Sense of Hoplessness
Miranda La Rose Monday, April 10 2017
People in Port-of-Spain may be well dressed, smell good, and outwardly look happy when in fact they are in serious pain experiencing a lot concerns, including distress and a sense of hopelessness, says Anglican Bishop Claude Berkley.
Calling on people not to lose hope and heart and to see the Easter season as a time of reflection of perspectives, Anglican Bishop, Claude Berkley said, “people will make a mess of things as is human nature, but get back on course and strive to make right.” Delivering the sermon at yesterday’s Palm Sunday service at Trinity Cathedral, Port-of-Spain, Berkeley said, “People are afraid, marginalised, and more and more people are on the breadline.” “I am seeking to make representation to the HDC (Housing Development Corporation) for about five people right now,” he said, “All of them with very, very sad stories.” While today might be a confusing day, he said, it need not be.
Seeing Palm Sunday as a day of reflection on perspectives, he said, his perspective was that God is in control and continues to work with people to discern and take charge of their siuation.
“In that way we can work around the murders, disruptions, turmoils, economic hardships, marginalisation of people, the loss of faith, the hopelessness we see on the streets.

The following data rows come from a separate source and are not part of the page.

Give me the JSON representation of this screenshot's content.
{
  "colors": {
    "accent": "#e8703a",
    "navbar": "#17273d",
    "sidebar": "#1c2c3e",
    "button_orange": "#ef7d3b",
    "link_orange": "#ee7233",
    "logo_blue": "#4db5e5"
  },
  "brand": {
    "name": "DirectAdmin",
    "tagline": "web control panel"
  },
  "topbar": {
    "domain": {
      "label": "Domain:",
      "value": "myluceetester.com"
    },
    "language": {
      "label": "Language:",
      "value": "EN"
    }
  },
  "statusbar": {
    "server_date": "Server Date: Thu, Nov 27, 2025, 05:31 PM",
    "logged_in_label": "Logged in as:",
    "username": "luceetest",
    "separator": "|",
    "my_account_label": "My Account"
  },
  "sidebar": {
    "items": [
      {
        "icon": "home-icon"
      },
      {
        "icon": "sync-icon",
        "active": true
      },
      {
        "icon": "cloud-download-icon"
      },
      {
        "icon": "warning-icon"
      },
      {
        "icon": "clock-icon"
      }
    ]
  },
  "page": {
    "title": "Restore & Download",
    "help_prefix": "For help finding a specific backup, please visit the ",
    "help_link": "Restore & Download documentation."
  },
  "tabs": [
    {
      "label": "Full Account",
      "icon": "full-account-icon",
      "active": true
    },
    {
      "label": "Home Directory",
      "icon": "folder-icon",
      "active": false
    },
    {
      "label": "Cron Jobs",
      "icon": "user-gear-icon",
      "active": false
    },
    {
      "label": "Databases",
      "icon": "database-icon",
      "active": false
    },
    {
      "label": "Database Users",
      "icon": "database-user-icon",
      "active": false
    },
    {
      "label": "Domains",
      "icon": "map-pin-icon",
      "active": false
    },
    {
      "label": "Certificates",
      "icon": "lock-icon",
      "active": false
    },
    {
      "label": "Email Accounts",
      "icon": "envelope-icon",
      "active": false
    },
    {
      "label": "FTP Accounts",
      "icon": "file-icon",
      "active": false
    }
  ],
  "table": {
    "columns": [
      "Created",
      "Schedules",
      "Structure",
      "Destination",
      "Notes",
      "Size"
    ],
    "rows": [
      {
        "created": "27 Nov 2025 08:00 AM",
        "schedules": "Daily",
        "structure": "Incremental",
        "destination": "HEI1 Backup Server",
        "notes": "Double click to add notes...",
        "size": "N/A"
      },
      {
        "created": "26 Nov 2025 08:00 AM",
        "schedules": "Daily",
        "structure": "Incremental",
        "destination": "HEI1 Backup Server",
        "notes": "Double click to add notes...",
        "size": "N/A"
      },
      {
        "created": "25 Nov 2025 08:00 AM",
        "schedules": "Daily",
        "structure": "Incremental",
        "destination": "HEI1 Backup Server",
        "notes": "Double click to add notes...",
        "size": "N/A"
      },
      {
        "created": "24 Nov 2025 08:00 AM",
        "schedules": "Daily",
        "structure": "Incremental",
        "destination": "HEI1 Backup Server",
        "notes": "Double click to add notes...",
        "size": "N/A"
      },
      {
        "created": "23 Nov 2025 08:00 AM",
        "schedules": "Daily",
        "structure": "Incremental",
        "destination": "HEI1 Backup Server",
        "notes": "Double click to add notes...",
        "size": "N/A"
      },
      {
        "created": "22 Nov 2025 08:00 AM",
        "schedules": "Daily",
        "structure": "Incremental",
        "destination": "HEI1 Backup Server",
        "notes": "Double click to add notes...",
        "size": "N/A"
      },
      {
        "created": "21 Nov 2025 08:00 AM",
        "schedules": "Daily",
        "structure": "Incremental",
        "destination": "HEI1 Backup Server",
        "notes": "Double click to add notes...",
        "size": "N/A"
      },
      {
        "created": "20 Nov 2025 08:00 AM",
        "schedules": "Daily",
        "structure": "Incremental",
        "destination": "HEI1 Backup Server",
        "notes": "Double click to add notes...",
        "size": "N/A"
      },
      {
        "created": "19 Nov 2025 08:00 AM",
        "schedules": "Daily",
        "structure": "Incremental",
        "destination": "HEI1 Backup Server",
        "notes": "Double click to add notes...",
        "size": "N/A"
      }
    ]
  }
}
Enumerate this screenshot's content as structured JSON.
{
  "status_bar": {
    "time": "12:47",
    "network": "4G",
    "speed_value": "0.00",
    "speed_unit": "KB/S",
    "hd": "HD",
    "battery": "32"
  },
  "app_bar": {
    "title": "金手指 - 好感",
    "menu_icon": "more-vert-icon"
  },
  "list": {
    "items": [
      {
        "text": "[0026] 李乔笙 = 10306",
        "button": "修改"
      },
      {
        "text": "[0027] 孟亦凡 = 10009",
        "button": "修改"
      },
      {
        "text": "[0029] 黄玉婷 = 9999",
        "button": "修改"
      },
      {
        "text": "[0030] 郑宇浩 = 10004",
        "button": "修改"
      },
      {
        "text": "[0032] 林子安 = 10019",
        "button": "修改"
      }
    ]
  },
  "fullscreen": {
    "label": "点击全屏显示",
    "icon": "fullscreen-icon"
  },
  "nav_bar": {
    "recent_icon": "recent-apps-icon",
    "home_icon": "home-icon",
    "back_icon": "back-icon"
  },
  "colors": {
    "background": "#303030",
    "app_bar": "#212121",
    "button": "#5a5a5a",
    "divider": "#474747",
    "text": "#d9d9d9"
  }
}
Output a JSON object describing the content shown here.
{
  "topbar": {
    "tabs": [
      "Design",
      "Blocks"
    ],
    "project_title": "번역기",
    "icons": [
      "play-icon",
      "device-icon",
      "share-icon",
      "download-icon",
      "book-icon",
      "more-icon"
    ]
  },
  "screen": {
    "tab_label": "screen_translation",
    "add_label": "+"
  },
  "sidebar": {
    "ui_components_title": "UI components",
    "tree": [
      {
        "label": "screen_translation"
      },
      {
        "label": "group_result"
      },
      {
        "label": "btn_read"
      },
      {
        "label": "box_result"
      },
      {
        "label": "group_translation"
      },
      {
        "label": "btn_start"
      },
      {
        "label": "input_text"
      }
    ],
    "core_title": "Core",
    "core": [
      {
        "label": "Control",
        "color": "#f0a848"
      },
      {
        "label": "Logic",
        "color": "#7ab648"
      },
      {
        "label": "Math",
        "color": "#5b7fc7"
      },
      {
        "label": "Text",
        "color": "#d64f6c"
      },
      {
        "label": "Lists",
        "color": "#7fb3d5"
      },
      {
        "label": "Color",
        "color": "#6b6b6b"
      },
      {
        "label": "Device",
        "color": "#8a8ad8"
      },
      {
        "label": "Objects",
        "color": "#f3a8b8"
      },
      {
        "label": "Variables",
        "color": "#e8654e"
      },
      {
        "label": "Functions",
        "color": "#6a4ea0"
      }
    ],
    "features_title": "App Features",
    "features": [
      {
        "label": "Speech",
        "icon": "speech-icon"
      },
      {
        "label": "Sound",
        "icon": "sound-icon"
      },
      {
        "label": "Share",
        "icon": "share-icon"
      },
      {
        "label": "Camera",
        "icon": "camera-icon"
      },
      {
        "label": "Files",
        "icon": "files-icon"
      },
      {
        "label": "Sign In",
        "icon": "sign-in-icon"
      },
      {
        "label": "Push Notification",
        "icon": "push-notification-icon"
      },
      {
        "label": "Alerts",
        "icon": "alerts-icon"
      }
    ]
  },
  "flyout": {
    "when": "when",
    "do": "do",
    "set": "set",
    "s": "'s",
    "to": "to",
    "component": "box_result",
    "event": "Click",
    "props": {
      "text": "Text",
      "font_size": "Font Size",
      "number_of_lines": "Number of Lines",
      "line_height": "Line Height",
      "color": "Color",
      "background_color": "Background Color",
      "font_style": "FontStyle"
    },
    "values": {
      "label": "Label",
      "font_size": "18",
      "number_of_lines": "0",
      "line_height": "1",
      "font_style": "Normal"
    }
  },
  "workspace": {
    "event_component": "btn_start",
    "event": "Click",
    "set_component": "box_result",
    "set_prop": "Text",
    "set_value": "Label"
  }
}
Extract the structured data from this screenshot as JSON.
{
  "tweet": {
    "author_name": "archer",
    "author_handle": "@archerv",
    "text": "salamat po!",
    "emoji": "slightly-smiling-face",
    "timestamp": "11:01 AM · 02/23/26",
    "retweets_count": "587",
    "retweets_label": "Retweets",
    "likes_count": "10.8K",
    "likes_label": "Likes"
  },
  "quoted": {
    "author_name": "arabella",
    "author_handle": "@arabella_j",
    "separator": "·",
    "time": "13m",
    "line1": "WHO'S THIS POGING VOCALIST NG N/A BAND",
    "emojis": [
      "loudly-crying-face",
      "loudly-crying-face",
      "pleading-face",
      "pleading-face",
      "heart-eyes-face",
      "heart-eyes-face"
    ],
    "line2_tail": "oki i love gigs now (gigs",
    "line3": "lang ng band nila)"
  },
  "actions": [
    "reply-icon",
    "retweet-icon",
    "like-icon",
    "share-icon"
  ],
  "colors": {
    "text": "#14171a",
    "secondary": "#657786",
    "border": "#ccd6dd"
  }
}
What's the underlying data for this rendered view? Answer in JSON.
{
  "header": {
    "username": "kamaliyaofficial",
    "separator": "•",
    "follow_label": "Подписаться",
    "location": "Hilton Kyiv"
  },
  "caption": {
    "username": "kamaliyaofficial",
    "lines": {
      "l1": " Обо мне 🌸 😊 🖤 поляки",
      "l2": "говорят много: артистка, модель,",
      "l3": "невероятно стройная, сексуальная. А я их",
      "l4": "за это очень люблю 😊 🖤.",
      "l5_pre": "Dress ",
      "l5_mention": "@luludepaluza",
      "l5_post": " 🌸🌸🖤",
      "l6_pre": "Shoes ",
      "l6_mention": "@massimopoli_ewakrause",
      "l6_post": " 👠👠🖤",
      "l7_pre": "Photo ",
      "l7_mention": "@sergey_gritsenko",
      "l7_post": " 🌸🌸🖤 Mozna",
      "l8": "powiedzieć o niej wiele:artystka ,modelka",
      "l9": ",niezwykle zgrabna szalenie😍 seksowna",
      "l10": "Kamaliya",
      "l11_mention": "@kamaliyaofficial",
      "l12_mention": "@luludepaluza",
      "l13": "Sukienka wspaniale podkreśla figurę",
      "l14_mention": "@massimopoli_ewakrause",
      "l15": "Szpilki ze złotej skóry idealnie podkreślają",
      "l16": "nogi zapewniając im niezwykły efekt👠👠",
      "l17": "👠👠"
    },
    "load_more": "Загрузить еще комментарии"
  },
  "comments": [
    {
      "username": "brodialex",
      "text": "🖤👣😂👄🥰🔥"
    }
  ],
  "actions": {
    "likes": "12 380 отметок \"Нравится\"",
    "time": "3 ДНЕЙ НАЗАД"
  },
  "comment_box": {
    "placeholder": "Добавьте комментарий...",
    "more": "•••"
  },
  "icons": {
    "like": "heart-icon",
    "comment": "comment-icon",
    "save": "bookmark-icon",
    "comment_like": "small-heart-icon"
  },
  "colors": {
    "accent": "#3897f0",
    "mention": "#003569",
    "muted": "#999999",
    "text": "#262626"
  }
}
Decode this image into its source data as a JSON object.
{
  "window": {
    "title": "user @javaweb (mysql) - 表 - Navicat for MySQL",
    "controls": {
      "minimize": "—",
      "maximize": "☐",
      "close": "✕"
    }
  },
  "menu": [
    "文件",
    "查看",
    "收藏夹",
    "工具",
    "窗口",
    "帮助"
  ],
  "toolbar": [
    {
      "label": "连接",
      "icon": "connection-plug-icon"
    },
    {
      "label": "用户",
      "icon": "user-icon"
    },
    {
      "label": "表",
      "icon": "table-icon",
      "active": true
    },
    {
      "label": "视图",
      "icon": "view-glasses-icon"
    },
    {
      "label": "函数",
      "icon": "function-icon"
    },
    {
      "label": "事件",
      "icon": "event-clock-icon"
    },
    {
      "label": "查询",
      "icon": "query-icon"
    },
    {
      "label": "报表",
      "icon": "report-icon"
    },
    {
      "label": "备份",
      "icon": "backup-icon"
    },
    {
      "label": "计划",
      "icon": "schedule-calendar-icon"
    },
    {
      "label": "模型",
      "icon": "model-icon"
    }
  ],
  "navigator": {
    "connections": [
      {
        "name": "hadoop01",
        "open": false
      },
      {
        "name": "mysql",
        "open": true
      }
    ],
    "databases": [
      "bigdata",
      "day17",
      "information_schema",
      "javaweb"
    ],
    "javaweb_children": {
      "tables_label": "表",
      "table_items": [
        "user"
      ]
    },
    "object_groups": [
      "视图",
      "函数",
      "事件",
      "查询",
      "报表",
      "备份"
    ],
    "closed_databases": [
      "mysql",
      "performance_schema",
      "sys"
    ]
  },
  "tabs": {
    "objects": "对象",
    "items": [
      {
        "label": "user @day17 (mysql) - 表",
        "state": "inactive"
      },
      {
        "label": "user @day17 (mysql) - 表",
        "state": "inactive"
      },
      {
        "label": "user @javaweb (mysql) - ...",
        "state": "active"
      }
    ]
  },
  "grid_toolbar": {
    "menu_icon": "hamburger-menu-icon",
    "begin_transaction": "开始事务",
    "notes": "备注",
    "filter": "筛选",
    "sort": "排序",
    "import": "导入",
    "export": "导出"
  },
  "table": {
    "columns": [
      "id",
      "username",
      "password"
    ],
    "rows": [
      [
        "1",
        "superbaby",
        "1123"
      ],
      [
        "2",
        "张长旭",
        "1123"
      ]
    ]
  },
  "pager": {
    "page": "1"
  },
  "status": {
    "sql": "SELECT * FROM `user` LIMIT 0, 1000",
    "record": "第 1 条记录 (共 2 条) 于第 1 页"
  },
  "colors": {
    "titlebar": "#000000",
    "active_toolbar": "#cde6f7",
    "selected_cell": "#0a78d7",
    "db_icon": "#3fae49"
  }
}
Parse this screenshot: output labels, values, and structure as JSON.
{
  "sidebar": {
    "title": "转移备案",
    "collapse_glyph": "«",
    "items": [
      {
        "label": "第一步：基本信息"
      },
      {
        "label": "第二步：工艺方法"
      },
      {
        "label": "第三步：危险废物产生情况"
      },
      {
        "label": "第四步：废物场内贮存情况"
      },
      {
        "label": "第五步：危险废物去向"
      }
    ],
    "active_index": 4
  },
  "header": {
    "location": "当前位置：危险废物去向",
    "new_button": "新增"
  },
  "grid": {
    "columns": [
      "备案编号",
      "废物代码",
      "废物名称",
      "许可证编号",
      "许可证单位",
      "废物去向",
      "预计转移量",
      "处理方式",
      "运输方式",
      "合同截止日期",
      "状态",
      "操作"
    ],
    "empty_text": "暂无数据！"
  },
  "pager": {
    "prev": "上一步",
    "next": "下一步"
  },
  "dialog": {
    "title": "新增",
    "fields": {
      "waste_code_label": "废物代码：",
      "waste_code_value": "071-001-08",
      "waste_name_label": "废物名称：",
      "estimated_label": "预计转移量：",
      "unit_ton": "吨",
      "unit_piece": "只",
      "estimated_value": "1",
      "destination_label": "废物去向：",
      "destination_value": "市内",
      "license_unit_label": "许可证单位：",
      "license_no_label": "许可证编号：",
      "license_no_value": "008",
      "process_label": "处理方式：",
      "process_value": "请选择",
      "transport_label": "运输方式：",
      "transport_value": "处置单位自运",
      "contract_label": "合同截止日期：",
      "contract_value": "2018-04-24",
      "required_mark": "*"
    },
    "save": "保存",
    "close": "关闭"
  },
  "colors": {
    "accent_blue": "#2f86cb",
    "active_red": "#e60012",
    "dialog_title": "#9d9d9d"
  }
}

We look for the creativity and imagination of what is available to us, so that we can transform our city of Port-of- Spain for the greater honour and glory of God,” he said.
Shift in societal responsibility, he said, has created many of societies problems.
The breakdown of family life, influences of popular culture, the “Get rich quick, or die trying” notion and a number of new philosophies that engage living, he told Newsday after the service, have caused people to go off course.
“Now we are seeking to address that breach of good community living by exacting murder or the penalty of death on the persons. It is shown that the death penalty is a not a deterrent to those who are of that mind,” he said.
He reiterated the church’s position that the death penalty should be abolished and other means of treating those who would have run afoul of the law, be implemented.
Some injustices may be done by holding people who have committed offences, many years before they could be tried, he said.
Before talking about exacting justice, he said, the issues of detection and conviction have to be addressed.
While the death penalty was controversial, he said, “If you are carrying out the death penalty, you are doing what is forbidden.
Thou shalt not kill.” Noting arguments in favour of not spending tax payers money to keep criminals in jails, Berkley expressed support for restorative justice.
People who commit crimes, he said, should go through the rehabilitative process, work and contribute to the well being of their victims.
On the breakdown in family life and discipline, Berkeley said, “in the past, the community, the school, and the church, sort of made up for weak households.” It was now big challenge for them to do it in that same way, he said.
“Therefore, the State, as the people with the responsibility and authority in governance,” he said, “has to set up with non-governmental organisations, churches and other groups that are willing to help with that shortfall.” That is not to say, he said, “that churches and non-governmental organisations (NGOs) are doing some of that already, but it has to be augmented by a governmental input.” The church is now facing a similar challenge in that there is a reduction of the transmission of the faith at the home, he said, so it has to form other means of outreach to reach young people.
“I hope that Holy Week and Easter can bring a new sense of purpose to our nation and awaken many more hearts and minds to come forward to try to help our troubled situation in terms of crime, economics, and the various social issues before us,” he said.
Taken from http://www.newsday.co.tt/news/0,242143.html